> [TASK STATEMENT]
Scan the material for the string "Patient" and copy out every line in which it occurs.

> [DATASET EXCERPTS]

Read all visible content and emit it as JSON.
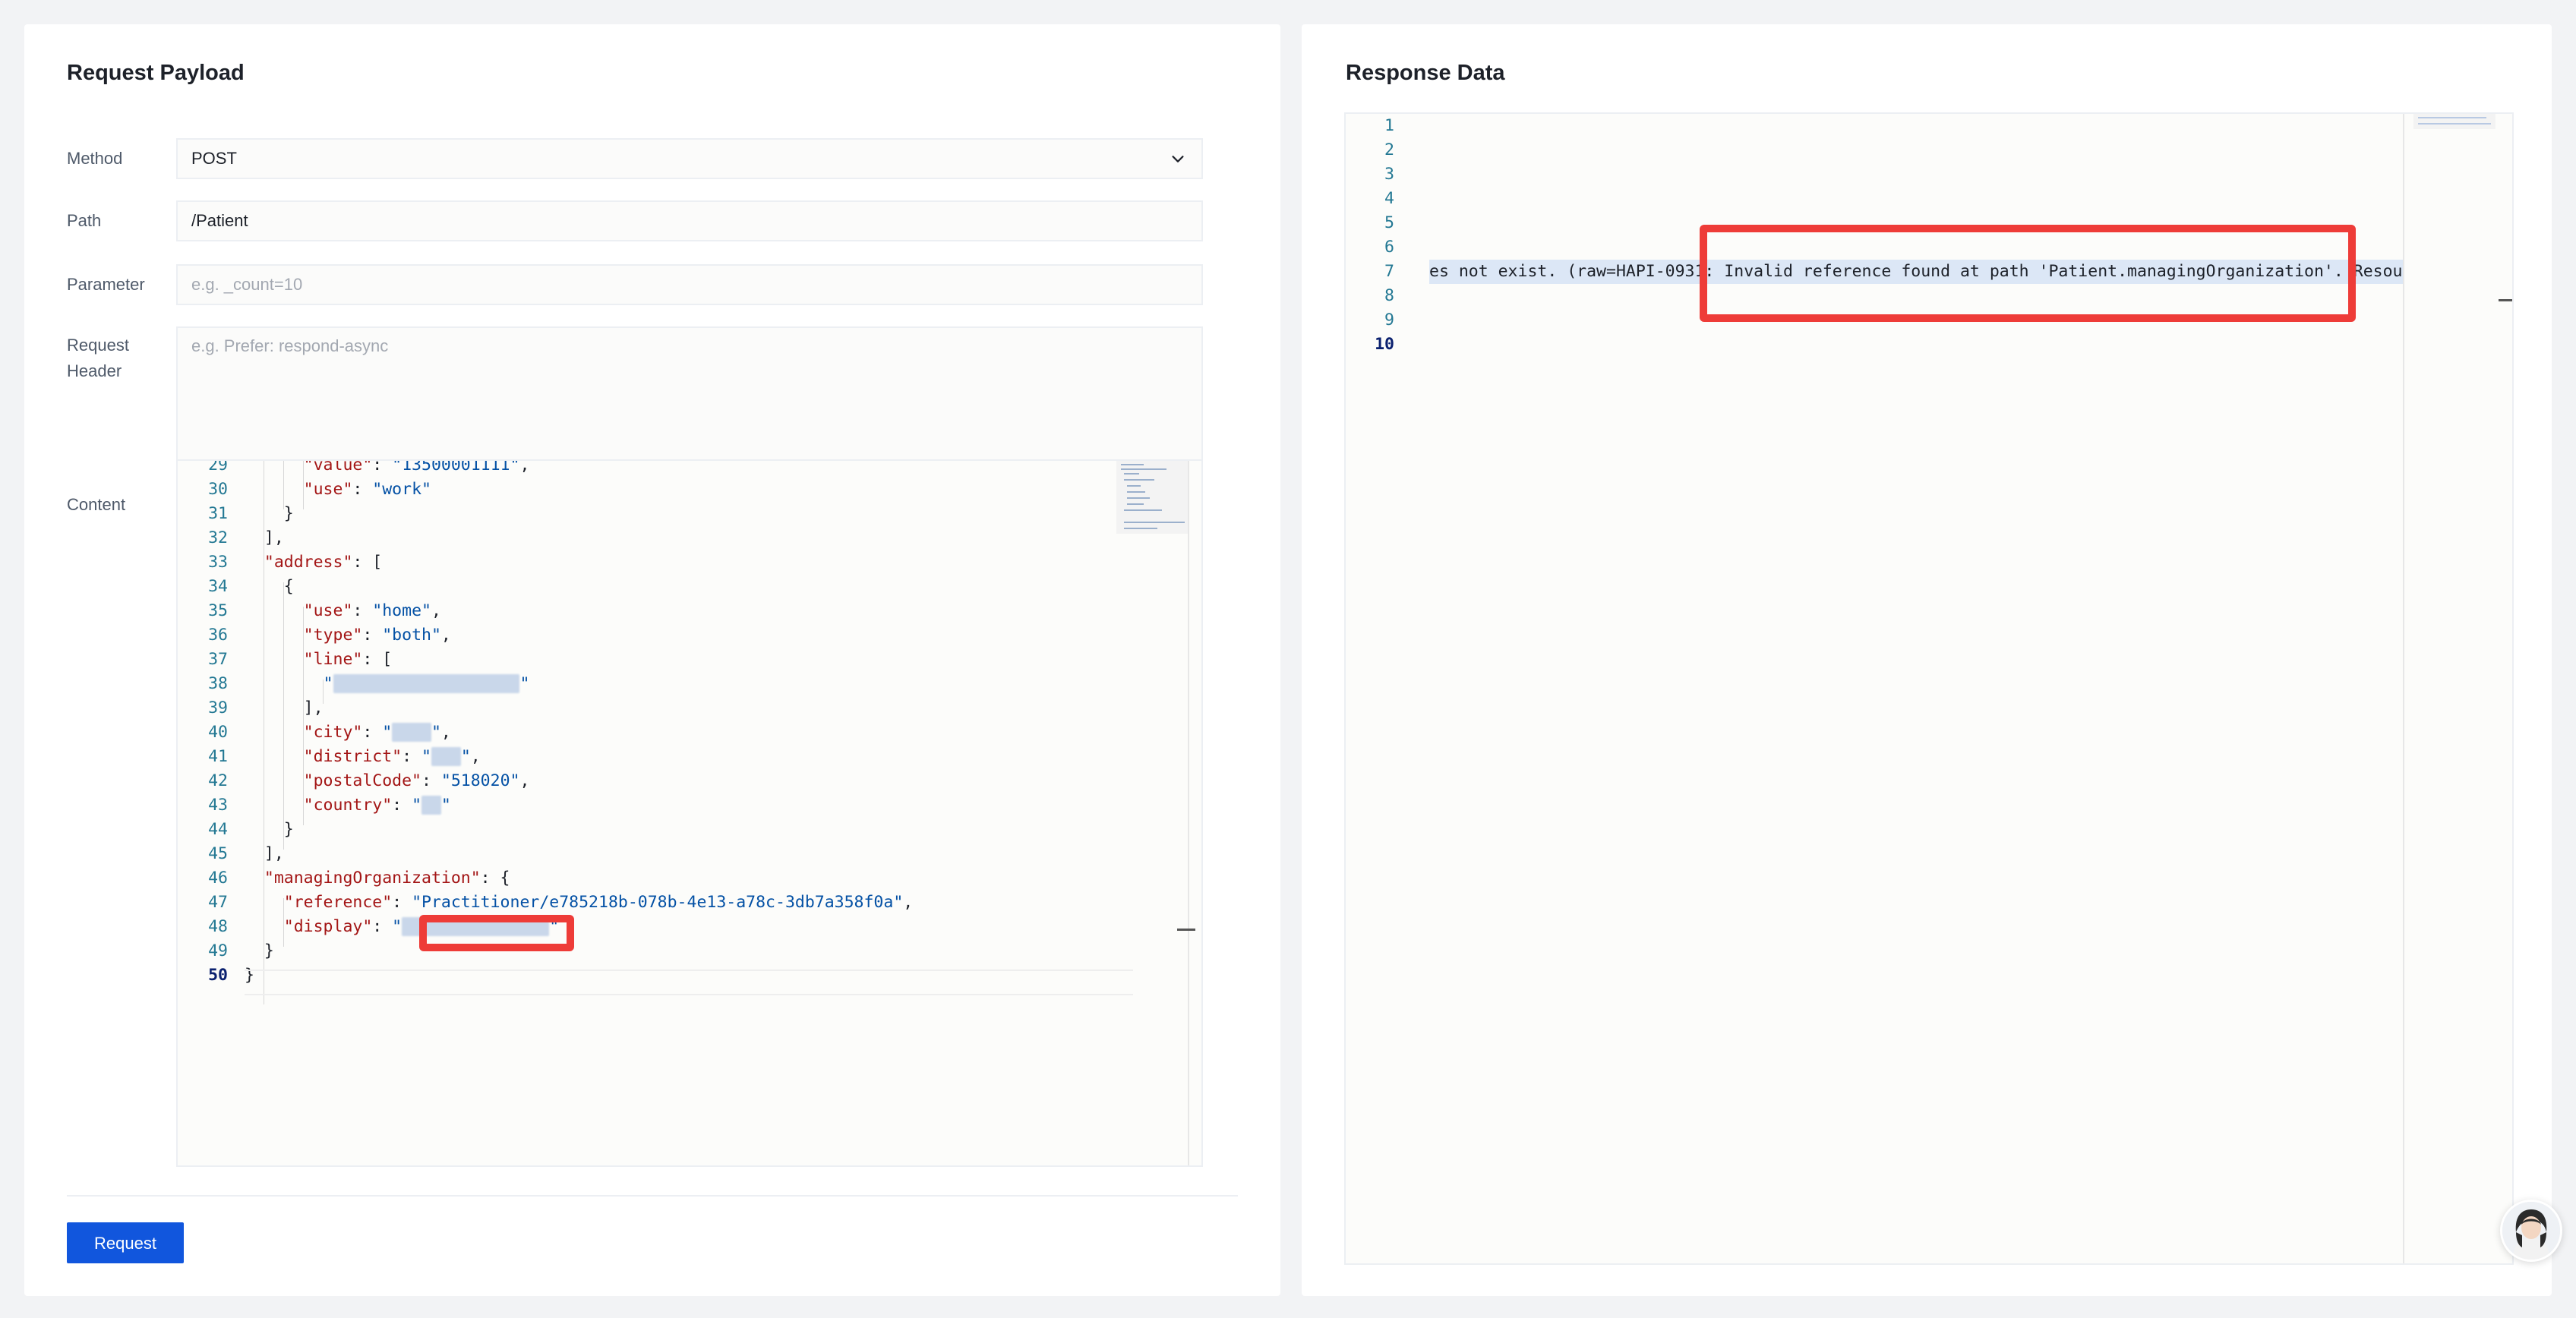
{
  "request_panel": {
    "title": "Request Payload",
    "method_label": "Method",
    "method_value": "POST",
    "path_label": "Path",
    "path_value": "/Patient",
    "parameter_label": "Parameter",
    "parameter_placeholder": "e.g. _count=10",
    "header_label_1": "Request",
    "header_label_2": "Header",
    "header_placeholder": "e.g. Prefer: respond-async",
    "content_label": "Content",
    "request_button_label": "Request"
  },
  "content_editor": {
    "lines": [
      {
        "no": "29",
        "parts": [
          [
            "p",
            "      "
          ],
          [
            "k",
            "\"value\""
          ],
          [
            "p",
            ": "
          ],
          [
            "s",
            "\"13500001111\""
          ],
          [
            "p",
            ","
          ]
        ]
      },
      {
        "no": "30",
        "parts": [
          [
            "p",
            "      "
          ],
          [
            "k",
            "\"use\""
          ],
          [
            "p",
            ": "
          ],
          [
            "s",
            "\"work\""
          ]
        ]
      },
      {
        "no": "31",
        "parts": [
          [
            "p",
            "    }"
          ]
        ]
      },
      {
        "no": "32",
        "parts": [
          [
            "p",
            "  ],"
          ]
        ]
      },
      {
        "no": "33",
        "parts": [
          [
            "p",
            "  "
          ],
          [
            "k",
            "\"address\""
          ],
          [
            "p",
            ": ["
          ]
        ]
      },
      {
        "no": "34",
        "parts": [
          [
            "p",
            "    {"
          ]
        ]
      },
      {
        "no": "35",
        "parts": [
          [
            "p",
            "      "
          ],
          [
            "k",
            "\"use\""
          ],
          [
            "p",
            ": "
          ],
          [
            "s",
            "\"home\""
          ],
          [
            "p",
            ","
          ]
        ]
      },
      {
        "no": "36",
        "parts": [
          [
            "p",
            "      "
          ],
          [
            "k",
            "\"type\""
          ],
          [
            "p",
            ": "
          ],
          [
            "s",
            "\"both\""
          ],
          [
            "p",
            ","
          ]
        ]
      },
      {
        "no": "37",
        "parts": [
          [
            "p",
            "      "
          ],
          [
            "k",
            "\"line\""
          ],
          [
            "p",
            ": ["
          ]
        ]
      },
      {
        "no": "38",
        "parts": [
          [
            "p",
            "        "
          ],
          [
            "s",
            "\""
          ],
          [
            "b",
            "                   "
          ],
          [
            "s",
            "\""
          ]
        ]
      },
      {
        "no": "39",
        "parts": [
          [
            "p",
            "      ],"
          ]
        ]
      },
      {
        "no": "40",
        "parts": [
          [
            "p",
            "      "
          ],
          [
            "k",
            "\"city\""
          ],
          [
            "p",
            ": "
          ],
          [
            "s",
            "\""
          ],
          [
            "b",
            "    "
          ],
          [
            "s",
            "\""
          ],
          [
            "p",
            ","
          ]
        ]
      },
      {
        "no": "41",
        "parts": [
          [
            "p",
            "      "
          ],
          [
            "k",
            "\"district\""
          ],
          [
            "p",
            ": "
          ],
          [
            "s",
            "\""
          ],
          [
            "b",
            "   "
          ],
          [
            "s",
            "\""
          ],
          [
            "p",
            ","
          ]
        ]
      },
      {
        "no": "42",
        "parts": [
          [
            "p",
            "      "
          ],
          [
            "k",
            "\"postalCode\""
          ],
          [
            "p",
            ": "
          ],
          [
            "s",
            "\"518020\""
          ],
          [
            "p",
            ","
          ]
        ]
      },
      {
        "no": "43",
        "parts": [
          [
            "p",
            "      "
          ],
          [
            "k",
            "\"country\""
          ],
          [
            "p",
            ": "
          ],
          [
            "s",
            "\""
          ],
          [
            "b",
            "  "
          ],
          [
            "s",
            "\""
          ]
        ]
      },
      {
        "no": "44",
        "parts": [
          [
            "p",
            "    }"
          ]
        ]
      },
      {
        "no": "45",
        "parts": [
          [
            "p",
            "  ],"
          ]
        ]
      },
      {
        "no": "46",
        "parts": [
          [
            "p",
            "  "
          ],
          [
            "k",
            "\"managingOrganization\""
          ],
          [
            "p",
            ": {"
          ]
        ]
      },
      {
        "no": "47",
        "parts": [
          [
            "p",
            "    "
          ],
          [
            "k",
            "\"reference\""
          ],
          [
            "p",
            ": "
          ],
          [
            "s",
            "\"Practitioner/e785218b-078b-4e13-a78c-3db7a358f0a\""
          ],
          [
            "p",
            ","
          ]
        ]
      },
      {
        "no": "48",
        "parts": [
          [
            "p",
            "    "
          ],
          [
            "k",
            "\"display\""
          ],
          [
            "p",
            ": "
          ],
          [
            "s",
            "\""
          ],
          [
            "b",
            "               "
          ],
          [
            "s",
            "\""
          ]
        ]
      },
      {
        "no": "49",
        "parts": [
          [
            "p",
            "  }"
          ]
        ]
      },
      {
        "no": "50",
        "parts": [
          [
            "p",
            "}"
          ]
        ]
      }
    ]
  },
  "response_panel": {
    "title": "Response Data",
    "line_numbers": [
      "1",
      "2",
      "3",
      "4",
      "5",
      "6",
      "7",
      "8",
      "9",
      "10"
    ],
    "line7_text": "es not exist. (raw=HAPI-0931: Invalid reference found at path 'Patient.managingOrganization'. Resour"
  },
  "colors": {
    "accent": "#1156dd",
    "highlight": "#ee3c38",
    "json_key": "#a31515",
    "json_string": "#0451a5",
    "line_number": "#237893"
  },
  "icons": {
    "method_select": "chevron-down-icon",
    "assistant": "avatar"
  }
}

> [EXERCISE RESULT]
    "path_value": "/Patient",
    "line7_text": "es not exist. (raw=HAPI-0931: Invalid reference found at path 'Patient.managingOrganization'. Resour"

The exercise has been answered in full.